The presence of bees is necessary for excellent pollination, which, in turn, usually results in abundant fruits and v...

Danielle on August 21, 2019

Can you please draw this diagram out?

Can you please diagram this question and also explain why A, B, C, and E are incorrect?

1 Reply

Irina on August 21, 2019


Let's diagram the argument first:

The presence of bees (bee) is necessary for successful pollination (pol), which in turn usually results in abundant fruits and vegetables.

pol -> bee
~bee -> ~ pol

Note that "usually" is not a conditional statement as it does not guarantee a particular outcome.

Establishing a beehive (hive) or two near one's garden ensures the presence of bees (bee)

~ bee - > ~hive

Keeping bees is economical (hive), only if the gardener has a use for homegrown honey (use)

~use -> ~hive
hive -> use

Thus, gardeners who have no use for homegrown honey will tend not to have beehives.

~use -> ~hive

so their gardens will fail to have excellent pollination.

~hive -> ~ pol

The implied inference here is that:

~ hive -> ~ bee -> ~ pol

The problem with the argument is that it treats a beehive as a necessary condition for having bees, whereas it is a sufficient condition.

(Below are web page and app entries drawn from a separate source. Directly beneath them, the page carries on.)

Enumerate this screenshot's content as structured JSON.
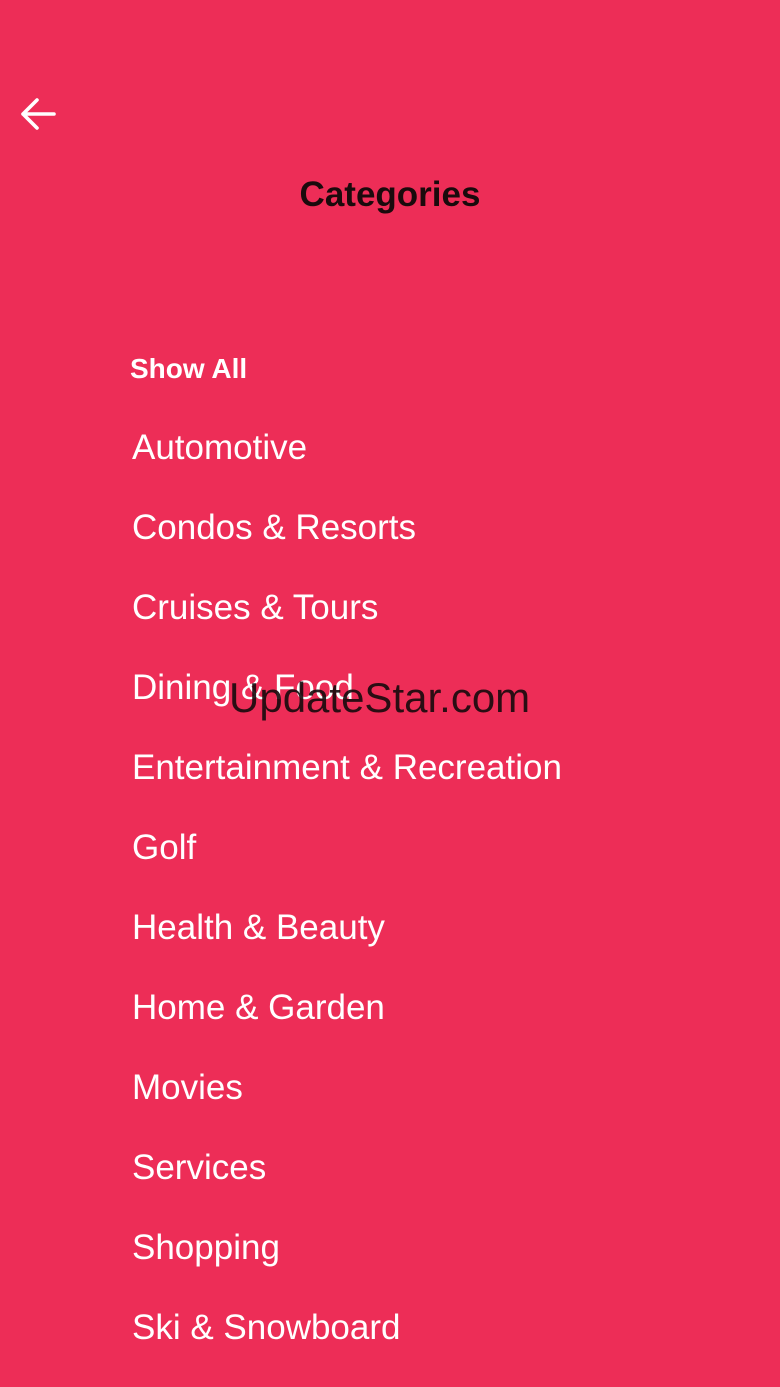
{
  "theme": {
    "background": "#ED2D57",
    "text": "#FFFFFF",
    "title": "#1A0A0C"
  },
  "header": {
    "back_icon": "arrow-left-icon",
    "title": "Categories"
  },
  "categories": [
    "Show All",
    "Automotive",
    "Condos & Resorts",
    "Cruises & Tours",
    "Dining & Food",
    "Entertainment & Recreation",
    "Golf",
    "Health & Beauty",
    "Home & Garden",
    "Movies",
    "Services",
    "Shopping",
    "Ski & Snowboard"
  ],
  "watermark": "UpdateStar.com"
}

A beehive ensures the presence of bees, thus we can infer that the absence of bees ensures the absence of a beehive, but we cannot infer that the absence of a beehive guarantees the absence of bees, as (D) accurately states.

(A) is incorrect because it is irrelevant to the argument. Even if there are other advantages of beehives, the fact that the hives are only economical if the gardener has use for homegrown honey still makes sense and fails to render argument invalid as the flaw would.

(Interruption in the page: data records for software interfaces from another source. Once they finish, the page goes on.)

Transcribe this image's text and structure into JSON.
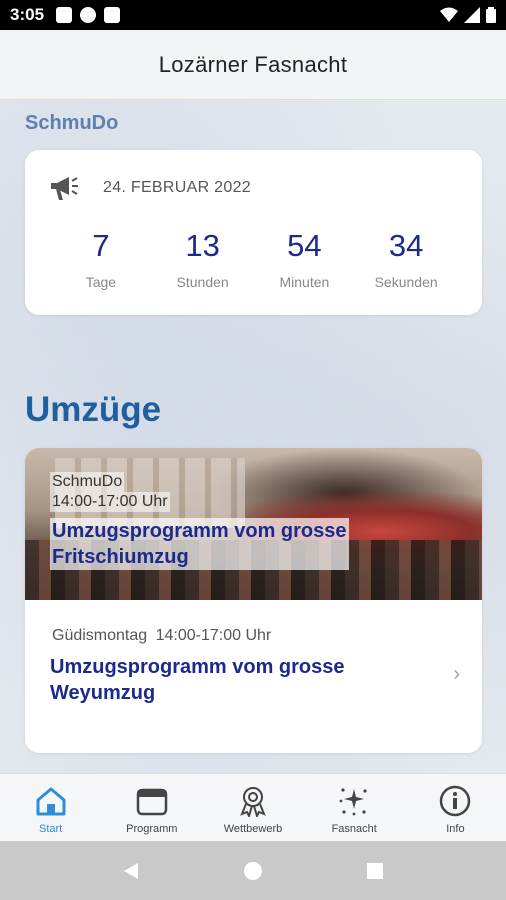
{
  "status_bar": {
    "time": "3:05"
  },
  "app_bar": {
    "title": "Lozärner Fasnacht"
  },
  "countdown_section": {
    "label": "SchmuDo",
    "date": "24. FEBRUAR 2022",
    "units": [
      {
        "value": "7",
        "label": "Tage"
      },
      {
        "value": "13",
        "label": "Stunden"
      },
      {
        "value": "54",
        "label": "Minuten"
      },
      {
        "value": "34",
        "label": "Sekunden"
      }
    ]
  },
  "parades": {
    "heading": "Umzüge",
    "items": [
      {
        "day": "SchmuDo",
        "time": "14:00-17:00 Uhr",
        "title_line1": "Umzugsprogramm vom grosse",
        "title_line2": "Fritschiumzug"
      },
      {
        "day": "Güdismontag",
        "time": "14:00-17:00 Uhr",
        "title_line1": "Umzugsprogramm vom grosse",
        "title_line2": "Weyumzug"
      }
    ]
  },
  "bottom_nav": {
    "items": [
      {
        "label": "Start",
        "icon": "home-icon"
      },
      {
        "label": "Programm",
        "icon": "calendar-icon"
      },
      {
        "label": "Wettbewerb",
        "icon": "award-icon"
      },
      {
        "label": "Fasnacht",
        "icon": "sparkle-icon"
      },
      {
        "label": "Info",
        "icon": "info-icon"
      }
    ]
  },
  "colors": {
    "accent": "#2e8fd8",
    "title_blue": "#1c2a8c",
    "heading_blue": "#1f5fa0",
    "section_label": "#5f7fae"
  }
}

(B) is incorrect because this is not the case. The author is correctly concluding that no bees will result in no excellent pollination, bees are a necessary condition for pollination. The flaw is instead in saying that no beehives guarantee no bees.

(C) is incorrect because it is irrelevant to the conclusion. The conclusion concerns the use of honey -> hives -> pollination, the author never says anything about fruits & vegetables.

(E) is incorrect because there is no casual flaw in this argument. It is a conditional argument, if A then B, rather than A causes B. Since the author never claims that beehives CAUSE pollination, this flaw is irrelevant to the argument.

Does that help?

Let me know if you have any further questions.